Stock Option Backdating: Implications for Private Companies
Journal of Accounting, Ethics & Public Policy, Volume 8, No. 3 (2007)
20 Pages Posted: 2 Jan 2013
Date Written: 2007
The stock option backdating scandal has been widely covered for public companies in the last few years. However, there is little to no literature available on its impact on private companies. This paper discusses the accounting, tax, securities and corporate governance issues that may influence a private company to backdate options. The paper posits that private companies may be motivated to backdate the grant date of stock options due to financial accounting rules, restrictions in Rule 701 promulgated under the Securities Act of 1933, and/or governance oversights. Further, it poses that employees of private companies may be motivated to manipulate the exercise date of stock options in an attempt to dodge tax payments. It also summarizes certain accounting, tax, securities and governance implications of illegal backdating practices for private companies and concludes with some recommendations for eliminating backdating problems for such companies.
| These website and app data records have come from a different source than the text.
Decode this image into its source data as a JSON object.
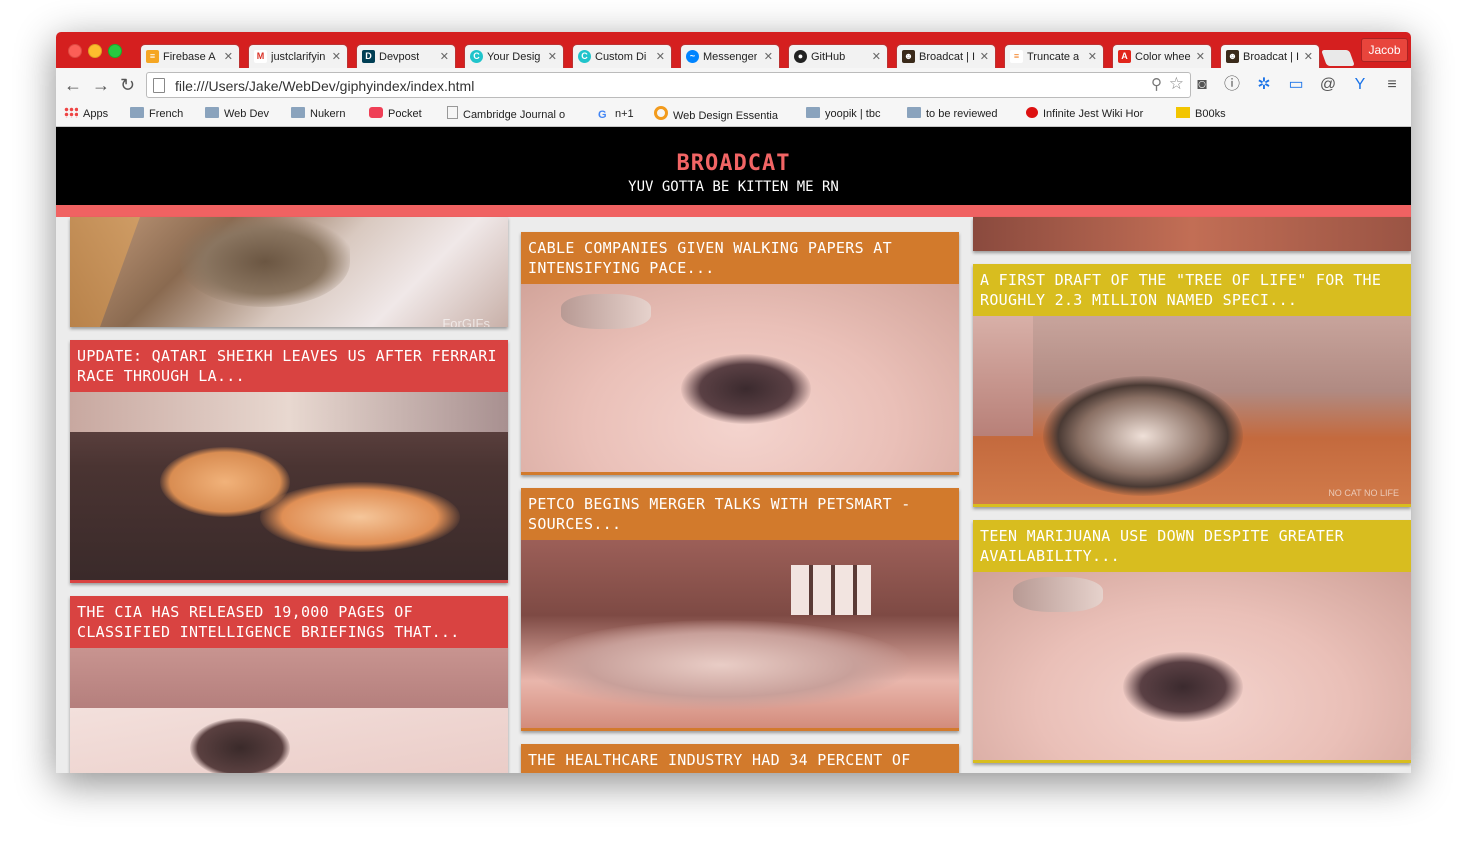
{
  "browser": {
    "tabs": [
      {
        "label": "Firebase A",
        "icon": "firebase-icon",
        "color": "#f5a623"
      },
      {
        "label": "justclarifyin",
        "icon": "gmail-icon",
        "color": "#d93025"
      },
      {
        "label": "Devpost",
        "icon": "devpost-icon",
        "color": "#003e54"
      },
      {
        "label": "Your Desig",
        "icon": "canva-icon",
        "color": "#20c4cb"
      },
      {
        "label": "Custom Di",
        "icon": "canva-icon",
        "color": "#20c4cb"
      },
      {
        "label": "Messenger",
        "icon": "messenger-icon",
        "color": "#0084ff"
      },
      {
        "label": "GitHub",
        "icon": "github-icon",
        "color": "#222222"
      },
      {
        "label": "Broadcat | I",
        "icon": "broadcat-icon",
        "color": "#3a2a1a"
      },
      {
        "label": "Truncate a",
        "icon": "stackoverflow-icon",
        "color": "#f48024"
      },
      {
        "label": "Color whee",
        "icon": "adobe-icon",
        "color": "#e1251b"
      },
      {
        "label": "Broadcat | I",
        "icon": "broadcat-icon",
        "color": "#3a2a1a"
      }
    ],
    "profile": "Jacob",
    "url": "file:///Users/Jake/WebDev/giphyindex/index.html",
    "bookmarks": [
      {
        "label": "Apps"
      },
      {
        "label": "French"
      },
      {
        "label": "Web Dev"
      },
      {
        "label": "Nukern"
      },
      {
        "label": "Pocket"
      },
      {
        "label": "Cambridge Journal o"
      },
      {
        "label": "n+1"
      },
      {
        "label": "Web Design Essentia"
      },
      {
        "label": "yoopik | tbc"
      },
      {
        "label": "to be reviewed"
      },
      {
        "label": "Infinite Jest Wiki Hor"
      },
      {
        "label": "B00ks"
      }
    ]
  },
  "site": {
    "title": "BROADCAT",
    "subtitle": "YUV GOTTA BE KITTEN ME RN",
    "accent": "#f06262"
  },
  "cards": {
    "c1": {
      "caption": "",
      "watermark": "ForGIFs"
    },
    "c2": {
      "caption": "UPDATE: QATARI SHEIKH LEAVES US AFTER FERRARI RACE THROUGH LA..."
    },
    "c3": {
      "caption": "THE CIA HAS RELEASED 19,000 PAGES OF CLASSIFIED INTELLIGENCE BRIEFINGS THAT..."
    },
    "c4": {
      "caption": "CABLE COMPANIES GIVEN WALKING PAPERS AT INTENSIFYING PACE..."
    },
    "c5": {
      "caption": "PETCO BEGINS MERGER TALKS WITH PETSMART - SOURCES..."
    },
    "c6": {
      "caption": "THE HEALTHCARE INDUSTRY HAD 34 PERCENT OF"
    },
    "c7": {
      "caption": ""
    },
    "c8": {
      "caption": "A FIRST DRAFT OF THE \"TREE OF LIFE\" FOR THE ROUGHLY 2.3 MILLION NAMED SPECI...",
      "watermark": "NO CAT NO LIFE"
    },
    "c9": {
      "caption": "TEEN MARIJUANA USE DOWN DESPITE GREATER AVAILABILITY..."
    }
  },
  "colors": {
    "red": "#d94341",
    "orange": "#d27a2c",
    "yellow": "#d8bd1f"
  }
}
Keywords: stock option, backdating, Rule 701
JEL Classification: M4
Suggested Citation: Suggested Citation